• [What you will do]
Output every line below exactly, please, omitting pictures.

[Task input]

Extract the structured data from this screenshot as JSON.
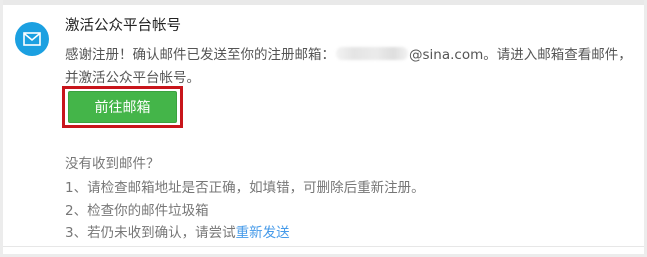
{
  "header": {
    "icon": "mail-icon",
    "icon_color": "#1ba0e1",
    "title": "激活公众平台帐号"
  },
  "message": {
    "line1_prefix": "感谢注册！确认邮件已发送至你的注册邮箱：",
    "email_domain": "@sina.com",
    "line1_suffix": "。请进入邮箱查看邮件，",
    "line2": "并激活公众平台帐号。"
  },
  "actions": {
    "go_mailbox_label": "前往邮箱",
    "button_color": "#44b549",
    "highlight_color": "#c8151b"
  },
  "help": {
    "question": "没有收到邮件？",
    "item1": "1、请检查邮箱地址是否正确，如填错，可删除后重新注册。",
    "item2": "2、检查你的邮件垃圾箱",
    "item3_prefix": "3、若仍未收到确认，请尝试",
    "resend_label": "重新发送",
    "link_color": "#459ae9"
  }
}
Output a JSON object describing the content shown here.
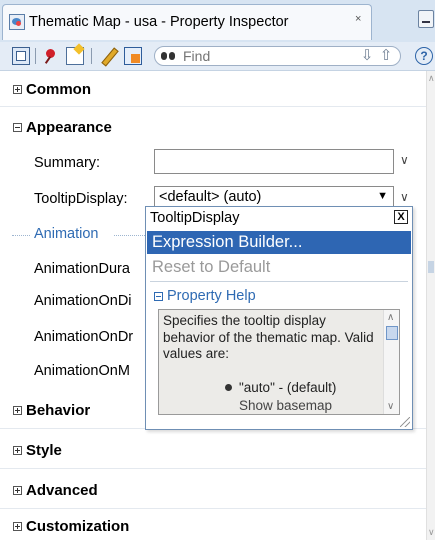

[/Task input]

• [Exercise response]
Extract the structured data from this screenshot as JSON.
{
  "header": {
    "icon": "mail-icon",
    "icon_color": "#1ba0e1",
    "title": "激活公众平台帐号"
  },
  "message": {
    "line1_prefix": "感谢注册！确认邮件已发送至你的注册邮箱：",
    "email_domain": "@sina.com",
    "line1_suffix": "。请进入邮箱查看邮件，",
    "line2": "并激活公众平台帐号。"
  },
  "actions": {
    "go_mailbox_label": "前往邮箱",
    "button_color": "#44b549",
    "highlight_color": "#c8151b"
  },
  "help": {
    "question": "没有收到邮件？",
    "item1": "1、请检查邮箱地址是否正确，如填错，可删除后重新注册。",
    "item2": "2、检查你的邮件垃圾箱",
    "item3_prefix": "3、若仍未收到确认，请尝试",
    "resend_label": "重新发送",
    "link_color": "#459ae9"
  }
}
Output a JSON object describing the content shown here.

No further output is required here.